**Prompt:**
Once you find a line containing the word "this" in the entries below, copy it.
Content starts
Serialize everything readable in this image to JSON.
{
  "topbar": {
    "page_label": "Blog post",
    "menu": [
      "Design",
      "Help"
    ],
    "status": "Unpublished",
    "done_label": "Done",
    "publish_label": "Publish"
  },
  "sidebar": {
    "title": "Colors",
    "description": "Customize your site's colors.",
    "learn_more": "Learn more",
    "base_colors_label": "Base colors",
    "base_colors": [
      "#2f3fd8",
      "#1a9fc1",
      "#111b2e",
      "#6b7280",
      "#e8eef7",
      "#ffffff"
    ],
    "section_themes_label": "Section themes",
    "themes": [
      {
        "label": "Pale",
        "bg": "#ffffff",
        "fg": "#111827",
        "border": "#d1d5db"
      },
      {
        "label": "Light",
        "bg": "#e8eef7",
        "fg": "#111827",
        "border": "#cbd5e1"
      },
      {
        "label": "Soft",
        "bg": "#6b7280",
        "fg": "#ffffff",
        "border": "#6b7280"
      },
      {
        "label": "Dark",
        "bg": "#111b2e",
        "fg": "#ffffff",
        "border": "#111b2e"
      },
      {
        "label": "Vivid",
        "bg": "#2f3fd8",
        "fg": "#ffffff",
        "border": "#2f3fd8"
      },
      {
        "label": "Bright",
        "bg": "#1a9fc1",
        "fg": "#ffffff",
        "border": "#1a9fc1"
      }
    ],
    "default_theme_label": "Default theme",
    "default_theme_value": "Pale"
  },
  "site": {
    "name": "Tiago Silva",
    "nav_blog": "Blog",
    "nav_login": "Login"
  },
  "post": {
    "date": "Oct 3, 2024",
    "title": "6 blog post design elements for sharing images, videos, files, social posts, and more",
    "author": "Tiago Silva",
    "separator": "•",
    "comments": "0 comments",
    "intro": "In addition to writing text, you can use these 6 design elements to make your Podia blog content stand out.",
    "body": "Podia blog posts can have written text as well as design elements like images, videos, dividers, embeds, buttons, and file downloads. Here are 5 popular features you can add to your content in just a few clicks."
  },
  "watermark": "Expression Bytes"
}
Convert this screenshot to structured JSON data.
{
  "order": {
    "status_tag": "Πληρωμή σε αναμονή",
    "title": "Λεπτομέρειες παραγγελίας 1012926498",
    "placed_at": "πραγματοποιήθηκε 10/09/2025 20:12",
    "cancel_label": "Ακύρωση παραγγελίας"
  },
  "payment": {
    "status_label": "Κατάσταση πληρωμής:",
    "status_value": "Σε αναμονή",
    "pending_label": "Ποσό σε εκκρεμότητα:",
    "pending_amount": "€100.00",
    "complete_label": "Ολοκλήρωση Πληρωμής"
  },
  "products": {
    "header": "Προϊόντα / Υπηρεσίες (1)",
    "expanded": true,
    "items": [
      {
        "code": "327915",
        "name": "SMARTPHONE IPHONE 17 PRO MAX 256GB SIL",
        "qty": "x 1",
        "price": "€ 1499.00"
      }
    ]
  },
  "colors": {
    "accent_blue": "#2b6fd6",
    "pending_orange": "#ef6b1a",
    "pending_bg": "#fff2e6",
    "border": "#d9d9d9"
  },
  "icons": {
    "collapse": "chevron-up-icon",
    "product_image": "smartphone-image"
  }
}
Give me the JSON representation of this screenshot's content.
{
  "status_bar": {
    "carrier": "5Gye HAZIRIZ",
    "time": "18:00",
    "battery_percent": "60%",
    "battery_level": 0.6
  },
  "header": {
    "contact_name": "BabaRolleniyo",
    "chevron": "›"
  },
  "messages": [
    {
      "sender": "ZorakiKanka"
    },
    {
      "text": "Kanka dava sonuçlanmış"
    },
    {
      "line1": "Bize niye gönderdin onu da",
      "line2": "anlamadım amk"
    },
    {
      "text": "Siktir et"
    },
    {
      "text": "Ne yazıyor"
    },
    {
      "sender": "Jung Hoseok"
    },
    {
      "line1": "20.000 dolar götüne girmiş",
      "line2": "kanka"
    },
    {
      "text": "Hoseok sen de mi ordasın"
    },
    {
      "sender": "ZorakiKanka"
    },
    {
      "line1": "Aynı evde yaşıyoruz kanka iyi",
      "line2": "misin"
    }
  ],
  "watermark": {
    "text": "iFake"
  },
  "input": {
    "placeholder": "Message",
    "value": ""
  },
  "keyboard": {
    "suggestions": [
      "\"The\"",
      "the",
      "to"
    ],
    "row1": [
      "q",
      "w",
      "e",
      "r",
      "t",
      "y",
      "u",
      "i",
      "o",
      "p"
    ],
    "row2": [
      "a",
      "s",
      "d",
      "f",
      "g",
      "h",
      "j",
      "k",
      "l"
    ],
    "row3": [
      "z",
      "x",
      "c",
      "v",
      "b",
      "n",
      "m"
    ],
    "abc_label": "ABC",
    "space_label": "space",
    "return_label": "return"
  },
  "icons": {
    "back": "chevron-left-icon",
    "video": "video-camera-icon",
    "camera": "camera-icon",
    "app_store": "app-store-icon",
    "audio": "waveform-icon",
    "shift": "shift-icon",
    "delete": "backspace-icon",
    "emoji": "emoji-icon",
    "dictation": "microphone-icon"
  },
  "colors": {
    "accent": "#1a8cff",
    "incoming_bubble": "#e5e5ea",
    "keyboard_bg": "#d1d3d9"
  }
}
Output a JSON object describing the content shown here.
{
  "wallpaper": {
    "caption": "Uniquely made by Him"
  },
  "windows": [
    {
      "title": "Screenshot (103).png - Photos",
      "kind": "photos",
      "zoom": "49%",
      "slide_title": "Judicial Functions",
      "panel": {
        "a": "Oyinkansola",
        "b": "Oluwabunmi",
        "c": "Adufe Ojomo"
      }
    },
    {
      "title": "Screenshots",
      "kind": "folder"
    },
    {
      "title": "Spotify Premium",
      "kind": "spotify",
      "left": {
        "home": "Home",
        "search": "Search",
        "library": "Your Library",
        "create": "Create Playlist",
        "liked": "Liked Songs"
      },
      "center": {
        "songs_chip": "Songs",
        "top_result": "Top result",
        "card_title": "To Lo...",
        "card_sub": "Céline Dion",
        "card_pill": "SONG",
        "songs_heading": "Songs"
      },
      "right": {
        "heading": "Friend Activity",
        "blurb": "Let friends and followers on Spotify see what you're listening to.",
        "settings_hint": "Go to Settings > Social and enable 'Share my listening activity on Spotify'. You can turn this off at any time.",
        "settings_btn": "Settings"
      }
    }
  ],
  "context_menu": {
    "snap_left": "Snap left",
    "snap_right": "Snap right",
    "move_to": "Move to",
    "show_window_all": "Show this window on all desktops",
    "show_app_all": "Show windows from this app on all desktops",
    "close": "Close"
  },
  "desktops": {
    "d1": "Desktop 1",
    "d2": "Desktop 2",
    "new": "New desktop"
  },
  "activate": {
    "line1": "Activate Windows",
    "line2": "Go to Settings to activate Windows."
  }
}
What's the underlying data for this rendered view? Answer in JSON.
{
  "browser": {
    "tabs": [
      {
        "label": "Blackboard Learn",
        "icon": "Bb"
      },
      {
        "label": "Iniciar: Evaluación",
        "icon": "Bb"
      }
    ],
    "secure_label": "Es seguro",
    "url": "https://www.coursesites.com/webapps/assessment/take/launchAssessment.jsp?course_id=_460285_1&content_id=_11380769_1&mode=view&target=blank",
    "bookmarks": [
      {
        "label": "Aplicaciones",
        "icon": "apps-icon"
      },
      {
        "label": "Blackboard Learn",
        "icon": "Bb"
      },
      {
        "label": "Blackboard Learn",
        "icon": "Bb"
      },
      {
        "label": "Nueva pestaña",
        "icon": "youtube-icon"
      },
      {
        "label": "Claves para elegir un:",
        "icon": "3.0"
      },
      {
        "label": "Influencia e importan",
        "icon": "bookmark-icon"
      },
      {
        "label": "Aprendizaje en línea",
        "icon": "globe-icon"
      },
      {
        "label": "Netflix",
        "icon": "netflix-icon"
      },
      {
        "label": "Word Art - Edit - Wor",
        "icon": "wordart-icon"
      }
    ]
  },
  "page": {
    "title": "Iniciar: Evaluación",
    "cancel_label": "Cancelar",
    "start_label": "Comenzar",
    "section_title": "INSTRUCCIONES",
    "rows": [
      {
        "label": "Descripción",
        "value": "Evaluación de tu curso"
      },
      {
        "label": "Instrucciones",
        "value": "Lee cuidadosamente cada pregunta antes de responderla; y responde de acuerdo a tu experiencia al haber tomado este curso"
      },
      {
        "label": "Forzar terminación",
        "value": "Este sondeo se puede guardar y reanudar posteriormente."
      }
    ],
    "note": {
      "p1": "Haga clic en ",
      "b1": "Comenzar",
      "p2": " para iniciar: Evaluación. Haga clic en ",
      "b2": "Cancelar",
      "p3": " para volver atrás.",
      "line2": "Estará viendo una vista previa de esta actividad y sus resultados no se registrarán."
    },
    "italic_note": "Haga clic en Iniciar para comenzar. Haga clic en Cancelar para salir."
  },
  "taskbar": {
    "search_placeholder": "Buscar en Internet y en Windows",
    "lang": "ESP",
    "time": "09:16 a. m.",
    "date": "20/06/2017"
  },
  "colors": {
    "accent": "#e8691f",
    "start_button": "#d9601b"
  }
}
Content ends
**Exercise response:**
Serialize everything readable in this image to JSON.
Convert this screenshot to structured JSON data.
Give me the JSON representation of this screenshot's content.
        "settings_hint": "Go to Settings > Social and enable 'Share my listening activity on Spotify'. You can turn this off at any time.",
    "show_window_all": "Show this window on all desktops",
    "show_app_all": "Show windows from this app on all desktops",
What's the underlying data for this rendered view? Answer in JSON.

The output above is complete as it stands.